### Stored records
*-*-*

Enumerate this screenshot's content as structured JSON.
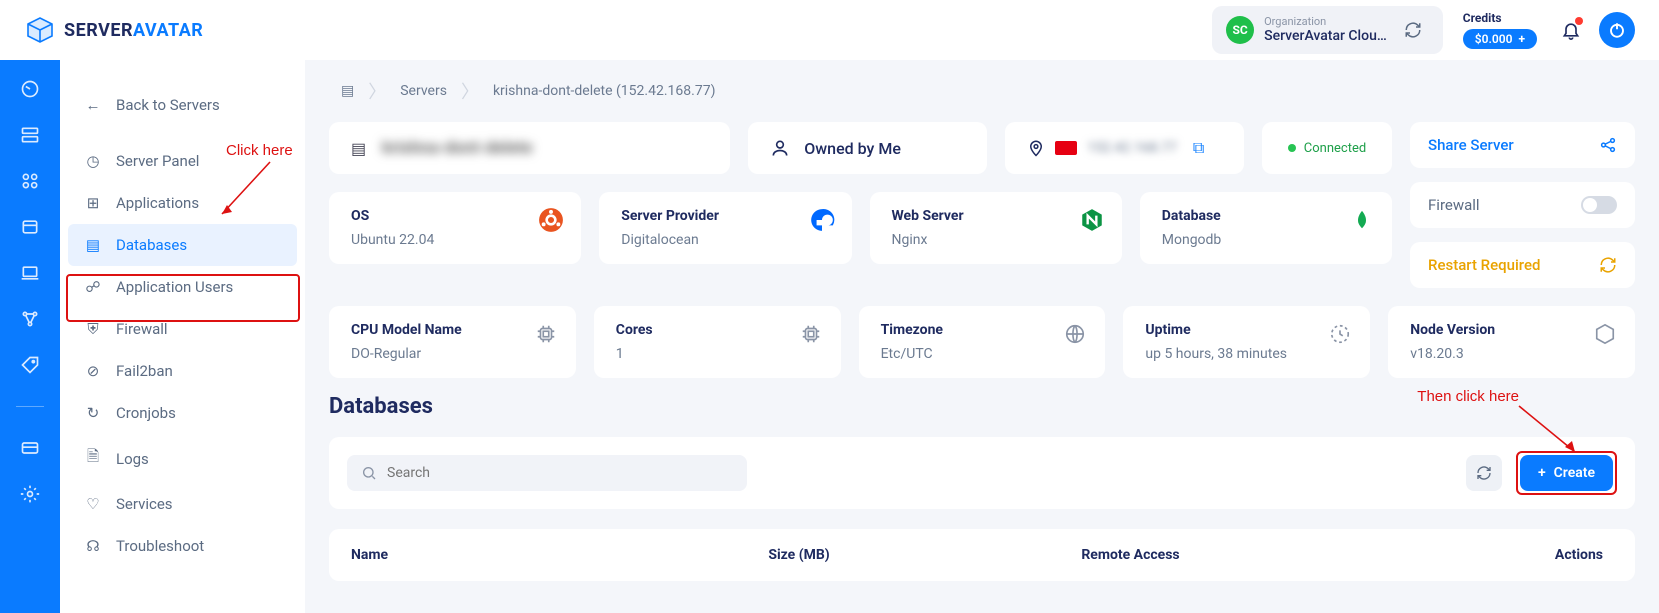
{
  "brand": {
    "part1": "SERVER",
    "part2": "AVATAR"
  },
  "topbar": {
    "org_label": "Organization",
    "org_name": "ServerAvatar Clou…",
    "org_initials": "SC",
    "credits_label": "Credits",
    "credits_value": "$0.000"
  },
  "sidebar": {
    "back": "Back to Servers",
    "items": [
      {
        "label": "Server Panel",
        "icon": "gauge"
      },
      {
        "label": "Applications",
        "icon": "apps"
      },
      {
        "label": "Databases",
        "icon": "db",
        "active": true
      },
      {
        "label": "Application Users",
        "icon": "users"
      },
      {
        "label": "Firewall",
        "icon": "shield"
      },
      {
        "label": "Fail2ban",
        "icon": "ban"
      },
      {
        "label": "Cronjobs",
        "icon": "refresh"
      },
      {
        "label": "Logs",
        "icon": "file"
      },
      {
        "label": "Services",
        "icon": "heart"
      },
      {
        "label": "Troubleshoot",
        "icon": "headset"
      }
    ]
  },
  "breadcrumb": {
    "level1": "Servers",
    "level2": "krishna-dont-delete (152.42.168.77)"
  },
  "server": {
    "name": "krishna-dont-delete",
    "owned_by": "Owned by Me",
    "ip": "152.42.168.77",
    "status": "Connected"
  },
  "info_cards": [
    {
      "title": "OS",
      "value": "Ubuntu 22.04",
      "icon": "ubuntu"
    },
    {
      "title": "Server Provider",
      "value": "Digitalocean",
      "icon": "do"
    },
    {
      "title": "Web Server",
      "value": "Nginx",
      "icon": "nginx"
    },
    {
      "title": "Database",
      "value": "Mongodb",
      "icon": "mongo"
    }
  ],
  "stat_cards": [
    {
      "title": "CPU Model Name",
      "value": "DO-Regular",
      "icon": "cpu"
    },
    {
      "title": "Cores",
      "value": "1",
      "icon": "cpu"
    },
    {
      "title": "Timezone",
      "value": "Etc/UTC",
      "icon": "globe"
    },
    {
      "title": "Uptime",
      "value": "up 5 hours, 38 minutes",
      "icon": "clock"
    },
    {
      "title": "Node Version",
      "value": "v18.20.3",
      "icon": "node"
    }
  ],
  "actions": {
    "share": "Share Server",
    "firewall": "Firewall",
    "restart": "Restart Required"
  },
  "databases": {
    "heading": "Databases",
    "search_placeholder": "Search",
    "create": "Create",
    "columns": {
      "name": "Name",
      "size": "Size (MB)",
      "remote": "Remote Access",
      "actions": "Actions"
    }
  },
  "annotations": {
    "a1": "Click here",
    "a2": "Then click here"
  }
}
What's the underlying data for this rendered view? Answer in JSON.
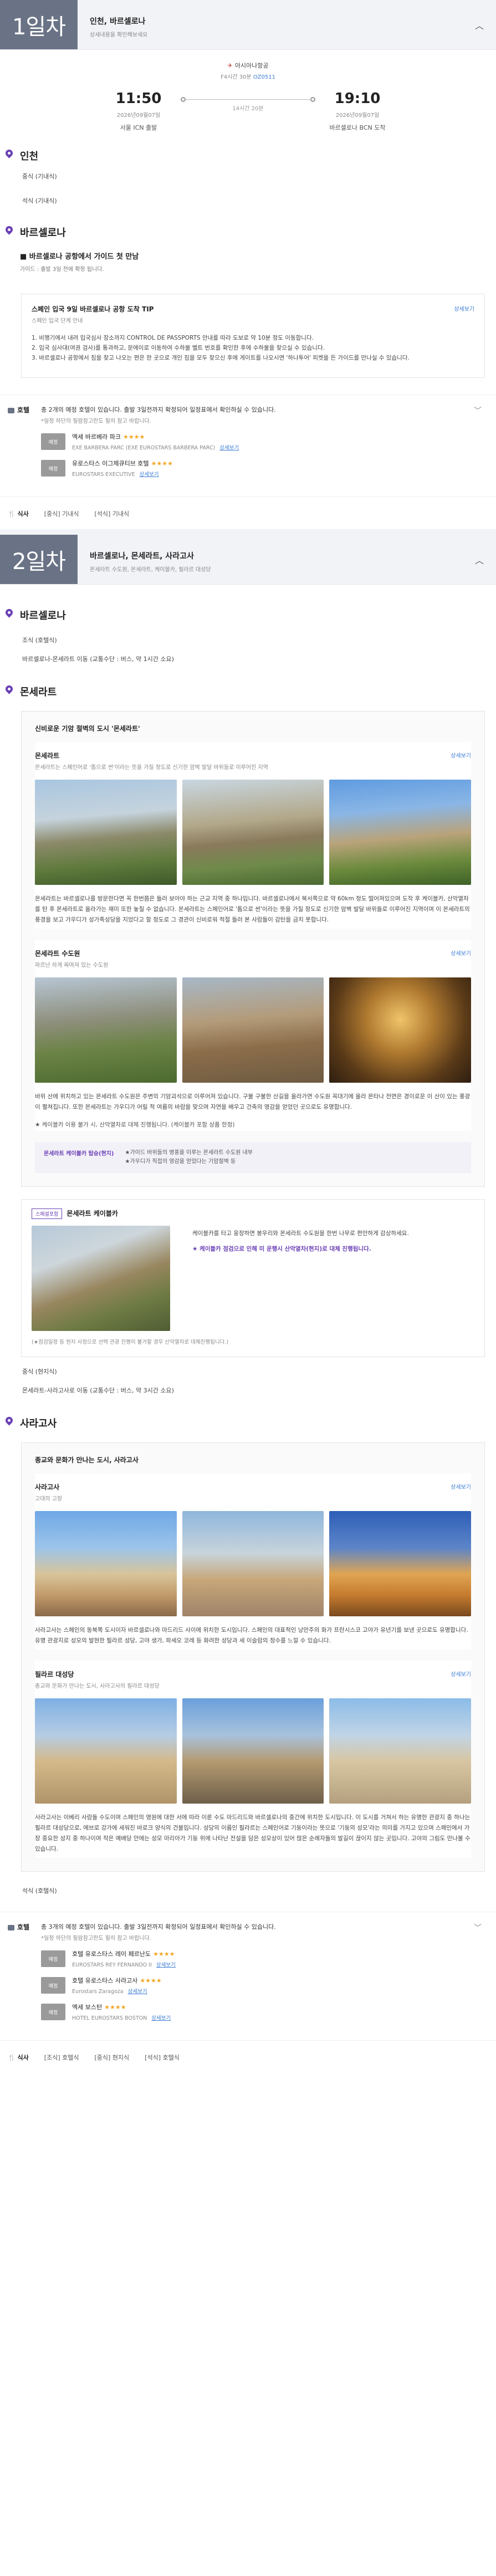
{
  "day1": {
    "badge": "1일차",
    "title": "인천, 바르셀로나",
    "subtitle": "상세내용을 확인해보세요",
    "flight": {
      "airline": "아시아나항공",
      "flight_no_label": "F4시간 30분",
      "flight_no": "OZ0511",
      "dep_time": "11:50",
      "dep_date": "2026년09월07일",
      "dep_place": "서울 ICN 출발",
      "arr_time": "19:10",
      "arr_date": "2026년09월07일",
      "arr_place": "바르셀로나 BCN 도착",
      "duration": "14시간 20분"
    },
    "city1": "인천",
    "meal1": "중식 (기내식)",
    "meal2": "석식 (기내식)",
    "city2": "바르셀로나",
    "item_title": "■ 바르셀로나 공항에서 가이드 첫 만남",
    "item_sub": "가이드 : 출발 3일 전에 확정 됩니다.",
    "tip_title": "스페인 입국 9일 바르셀로나 공항 도착 TIP",
    "tip_sub": "스페인 입국 단계 안내",
    "tip_more": "상세보기",
    "tip_lines": [
      "1. 비행기에서 내려 입국심사 장소까지 CONTROL DE PASSPORTS 안내를 따라 도보로 약 10분 정도 이동합니다.",
      "2. 입국 심사대(여권 검사)를 통과하고, 문에이로 이동하여 수하물 벨트 번호를 확인한 후에 수하물을 찾으실 수 있습니다.",
      "3. 바르셀로나 공항에서 짐을 찾고 나오는 편은 한 곳으로 개인 짐을 모두 찾으신 후에 게이트를 나오시면 '하나투어' 피켓을 든 가이드를 만나실 수 있습니다."
    ],
    "hotel": {
      "label": "호텔",
      "notice": "총 2개의 예정 호텔이 있습니다. 출발 3일전까지 확정되어 일정표에서 확인하실 수 있습니다.",
      "notice_bold": "2개의 예정 호텔",
      "notice2": "*일정 하단의 필람참고란도 필히 참고 바랍니다.",
      "items": [
        {
          "thumb": "예정",
          "name": "엑세 바르베라 파크",
          "stars": "★★★★",
          "sub": "EXE BARBERA PARC (EXE EUROSTARS BARBERA PARC)",
          "link": "상세보기"
        },
        {
          "thumb": "예정",
          "name": "유로스타스 이그제큐티브 호텔",
          "stars": "★★★★",
          "sub": "EUROSTARS EXECUTIVE",
          "link": "상세보기"
        }
      ]
    },
    "meals_label": "식사",
    "meals": [
      "[중식] 기내식",
      "[석식] 기내식"
    ]
  },
  "day2": {
    "badge": "2일차",
    "title": "바르셀로나, 몬세라트, 사라고사",
    "subtitle": "몬세라트 수도원, 몬세라트, 케이블카, 필라르 대성당",
    "city1": "바르셀로나",
    "meal1": "조식 (호텔식)",
    "move1": "바르셀로나-몬세라트 이동 (교통수단 : 버스, 약 1시간 소요)",
    "city2": "몬세라트",
    "lead1": "신비로운 기암 절벽의 도시 '몬세라트'",
    "attr1": {
      "title": "몬세라트",
      "sub": "몬세라트는 스페인어로 '톱으로 썬'이라는 뜻을 가질 정도로 신기한 암벽 발달 바위들로 이루어진 지역",
      "more": "상세보기",
      "desc": "몬세라트는 바르셀로나를 방문한다면 꼭 한번쯤은 들러 보아야 하는 근교 지역 중 하나입니다. 바르셀로나에서 북서쪽으로 약 60km 정도 떨어져있으며 도착 후 케이블카, 산악열차를 탄 후 몬세라트로 올라가는 재미 또한 놓칠 수 없습니다. 몬세라트는 스페인어로 '톱으로 썬'이라는 뜻을 가질 정도로 신기한 암벽 발달 바위들로 이루어진 지역이며 이 몬세라트의 풍경을 보고 가우디가 성가족성당을 지었다고 할 정도로 그 경관이 신비로워 적절 들러 본 사람들이 감탄을 금치 못합니다."
    },
    "attr2": {
      "title": "몬세라트 수도원",
      "sub": "파르난 하게 짜여져 있는 수도원",
      "more": "상세보기",
      "desc": "바위 산에 위치하고 있는 몬세라트 수도원은 주변의 기암괴석으로 이루어져 있습니다. 구불 구불한 산길을 올라가면 수도원 꼭대기에 올라 몬타나 전면은 경이로운 이 산이 있는 풍광이 펼쳐집니다. 또한 몬세라트는 가우디가 어릴 적 여름의 바람을 맞으며 자연을 배우고 건축의 영감을 얻었던 곳으로도 유명합니다.",
      "note": "★ 케이블카 이용 불가 시, 산악열차로 대체 진행됩니다. (케이블카 포함 상품 한정)"
    },
    "opt_band": {
      "tag": "몬세라트 케이블카 탑승(현지)",
      "lines": [
        "★가이드 바위들의 병풍을 이루는 몬세라트 수도원 내부",
        "★가우디가 직접의 영감을 얻었다는 기암절벽 등"
      ]
    },
    "option": {
      "tag": "스페셜포함",
      "title": "몬세라트 케이블카",
      "text": "케이블카를 타고 웅장하면 봉우리와 몬세라트 수도원을 한번 나무로 편안하게 감상하세요.",
      "purple": "★ 케이블카 점검으로 인해 미 운행시 산악열차(현지)로 대체 진행됩니다.",
      "foot": "(★점검일정 등 현지 사정으로 선택 관광 진행이 불가할 경우 산악열차로 대체진행됩니다.)"
    },
    "meal2": "중식 (현지식)",
    "move2": "몬세라트-사라고사로 이동 (교통수단 : 버스, 약 3시간 소요)",
    "city3": "사라고사",
    "lead2": "종교와 문화가 만나는 도시, 사라고사",
    "attr3": {
      "title": "사라고사",
      "sub": "고대의 고장",
      "more": "상세보기",
      "desc": "사라고사는 스페인의 동북쪽 도시이자 바르셀로나와 마드리드 사이에 위치한 도시입니다. 스페인의 대표적인 낭만주의 화가 프란시스코 고야가 유년기를 보낸 곳으로도 유명합니다. 유명 관광지로 성모의 발현한 필라르 성당, 고야 생가, 파세오 코레 등 화려한 성당과 세 이슬람의 정수를 느낄 수 있습니다."
    },
    "attr4": {
      "title": "필라르 대성당",
      "sub": "종교와 문화가 만나는 도시, 사라고사의 필라르 대성당",
      "more": "상세보기",
      "desc": "사라고사는 이베리 사람들 수도이며 스페인의 영원에 대한 서에 따라 이룬 수도 마드리드와 바르셀로나의 중간에 위치한 도시입니다. 이 도시를 거쳐서 하는 유명한 관광지 중 하나는 필라르 대성당으로, 에브로 강가에 세워진 바로크 양식의 건물입니다. 성당의 이름인 필라르는 스페인어로 기둥이라는 뜻으로 '기둥의 성모'라는 의미를 가지고 있으며 스페인에서 가장 중요한 성지 중 하나이며 작은 예배당 안에는 성모 마리아가 기둥 위에 나타난 전설을 담은 성모상이 있어 많은 순례자들의 발길이 끊이지 않는 곳입니다. 고야의 그림도 만나볼 수 있습니다."
    },
    "meal3": "석식 (호텔식)",
    "hotel": {
      "label": "호텔",
      "notice": "총 3개의 예정 호텔이 있습니다. 출발 3일전까지 확정되어 일정표에서 확인하실 수 있습니다.",
      "notice_bold": "3개의 예정 호텔",
      "notice2": "*일정 하단의 필람참고란도 필히 참고 바랍니다.",
      "items": [
        {
          "thumb": "예정",
          "name": "호텔 유로스타스 레이 페르난도",
          "stars": "★★★★",
          "sub": "EUROSTARS REY FERNANDO II",
          "link": "상세보기"
        },
        {
          "thumb": "예정",
          "name": "호텔 유로스타스 사라고사",
          "stars": "★★★★",
          "sub": "Eurostars Zaragoza",
          "link": "상세보기"
        },
        {
          "thumb": "예정",
          "name": "엑세 보스턴",
          "stars": "★★★★",
          "sub": "HOTEL EUROSTARS BOSTON",
          "link": "상세보기"
        }
      ]
    },
    "meals_label": "식사",
    "meals": [
      "[조식] 호텔식",
      "[중식] 현지식",
      "[석식] 호텔식"
    ]
  },
  "colors": {
    "accent": "#6a3fb5",
    "badge": "#6a7385",
    "link": "#3a7bd5",
    "star": "#f5a623"
  },
  "icons": {
    "pin": "map-pin-icon",
    "toggle": "chevron-up-icon",
    "plane": "airplane-icon"
  }
}
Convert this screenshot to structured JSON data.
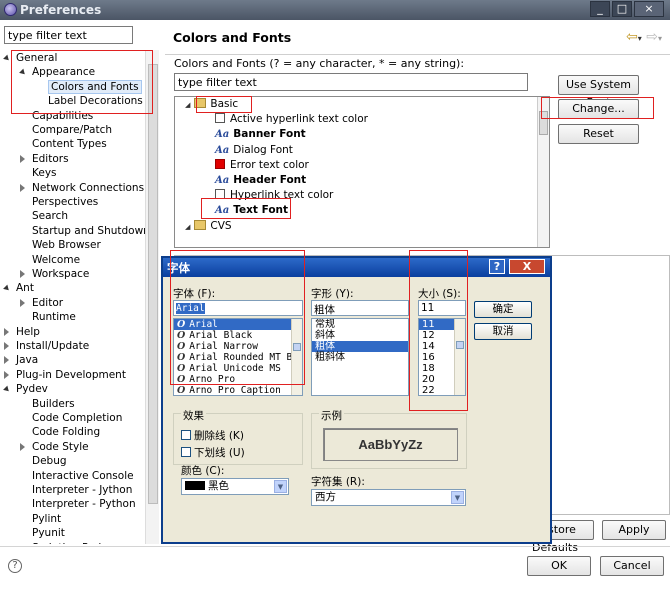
{
  "window": {
    "title": "Preferences",
    "min_label": "_",
    "max_label": "□",
    "close_label": "×"
  },
  "left": {
    "filter_value": "type filter text",
    "tree": [
      {
        "label": "General",
        "depth": 0,
        "expander": "down"
      },
      {
        "label": "Appearance",
        "depth": 1,
        "expander": "down"
      },
      {
        "label": "Colors and Fonts",
        "depth": 2,
        "expander": "none",
        "selected": true
      },
      {
        "label": "Label Decorations",
        "depth": 2,
        "expander": "none"
      },
      {
        "label": "Capabilities",
        "depth": 1,
        "expander": "none"
      },
      {
        "label": "Compare/Patch",
        "depth": 1,
        "expander": "none"
      },
      {
        "label": "Content Types",
        "depth": 1,
        "expander": "none"
      },
      {
        "label": "Editors",
        "depth": 1,
        "expander": "right"
      },
      {
        "label": "Keys",
        "depth": 1,
        "expander": "none"
      },
      {
        "label": "Network Connections",
        "depth": 1,
        "expander": "right"
      },
      {
        "label": "Perspectives",
        "depth": 1,
        "expander": "none"
      },
      {
        "label": "Search",
        "depth": 1,
        "expander": "none"
      },
      {
        "label": "Startup and Shutdown",
        "depth": 1,
        "expander": "none"
      },
      {
        "label": "Web Browser",
        "depth": 1,
        "expander": "none"
      },
      {
        "label": "Welcome",
        "depth": 1,
        "expander": "none"
      },
      {
        "label": "Workspace",
        "depth": 1,
        "expander": "right"
      },
      {
        "label": "Ant",
        "depth": 0,
        "expander": "down"
      },
      {
        "label": "Editor",
        "depth": 1,
        "expander": "right"
      },
      {
        "label": "Runtime",
        "depth": 1,
        "expander": "none"
      },
      {
        "label": "Help",
        "depth": 0,
        "expander": "right"
      },
      {
        "label": "Install/Update",
        "depth": 0,
        "expander": "right"
      },
      {
        "label": "Java",
        "depth": 0,
        "expander": "right"
      },
      {
        "label": "Plug-in Development",
        "depth": 0,
        "expander": "right"
      },
      {
        "label": "Pydev",
        "depth": 0,
        "expander": "down"
      },
      {
        "label": "Builders",
        "depth": 1,
        "expander": "none"
      },
      {
        "label": "Code Completion",
        "depth": 1,
        "expander": "none"
      },
      {
        "label": "Code Folding",
        "depth": 1,
        "expander": "none"
      },
      {
        "label": "Code Style",
        "depth": 1,
        "expander": "right"
      },
      {
        "label": "Debug",
        "depth": 1,
        "expander": "none"
      },
      {
        "label": "Interactive Console",
        "depth": 1,
        "expander": "none"
      },
      {
        "label": "Interpreter - Jython",
        "depth": 1,
        "expander": "none"
      },
      {
        "label": "Interpreter - Python",
        "depth": 1,
        "expander": "none"
      },
      {
        "label": "Pylint",
        "depth": 1,
        "expander": "none"
      },
      {
        "label": "Pyunit",
        "depth": 1,
        "expander": "none"
      },
      {
        "label": "Scripting Pydev",
        "depth": 1,
        "expander": "none"
      }
    ]
  },
  "right": {
    "title": "Colors and Fonts",
    "description": "Colors and Fonts (? = any character, * = any string):",
    "filter_value": "type filter text",
    "list": [
      {
        "kind": "folder",
        "label": "Basic"
      },
      {
        "kind": "check",
        "label": "Active hyperlink text color"
      },
      {
        "kind": "font",
        "label": "Banner Font",
        "bold": true
      },
      {
        "kind": "font",
        "label": "Dialog Font"
      },
      {
        "kind": "red",
        "label": "Error text color"
      },
      {
        "kind": "font",
        "label": "Header Font",
        "bold": true
      },
      {
        "kind": "check",
        "label": "Hyperlink text color"
      },
      {
        "kind": "font",
        "label": "Text Font",
        "bold": true
      },
      {
        "kind": "folder",
        "label": "CVS"
      }
    ],
    "font_icon_label": "Aa",
    "buttons": {
      "use_system_font": "Use System Font",
      "change": "Change...",
      "reset": "Reset",
      "restore_defaults": "Restore Defaults",
      "apply": "Apply"
    }
  },
  "font_dialog": {
    "title": "字体",
    "help_label": "?",
    "close_label": "X",
    "font_label": "字体 (F):",
    "font_value": "Arial",
    "fonts": [
      "Arial",
      "Arial Black",
      "Arial Narrow",
      "Arial Rounded MT B",
      "Arial Unicode MS",
      "Arno Pro",
      "Arno Pro Caption"
    ],
    "font_glyph": "O",
    "style_label": "字形 (Y):",
    "style_value": "粗体",
    "styles": [
      "常规",
      "斜体",
      "粗体",
      "粗斜体"
    ],
    "size_label": "大小 (S):",
    "size_value": "11",
    "sizes": [
      "11",
      "12",
      "14",
      "16",
      "18",
      "20",
      "22"
    ],
    "ok": "确定",
    "cancel": "取消",
    "effects_label": "效果",
    "strikeout_label": "删除线 (K)",
    "underline_label": "下划线 (U)",
    "color_label": "颜色 (C):",
    "color_value": "黑色",
    "sample_label": "示例",
    "sample_text": "AaBbYyZz",
    "charset_label": "字符集 (R):",
    "charset_value": "西方"
  },
  "bottom": {
    "help_icon": "?",
    "ok": "OK",
    "cancel": "Cancel"
  }
}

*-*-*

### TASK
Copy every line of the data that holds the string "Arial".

### RESULT
    "font_value": "Arial",
      "Arial",
      "Arial Black",
      "Arial Narrow",
      "Arial Rounded MT B",
      "Arial Unicode MS",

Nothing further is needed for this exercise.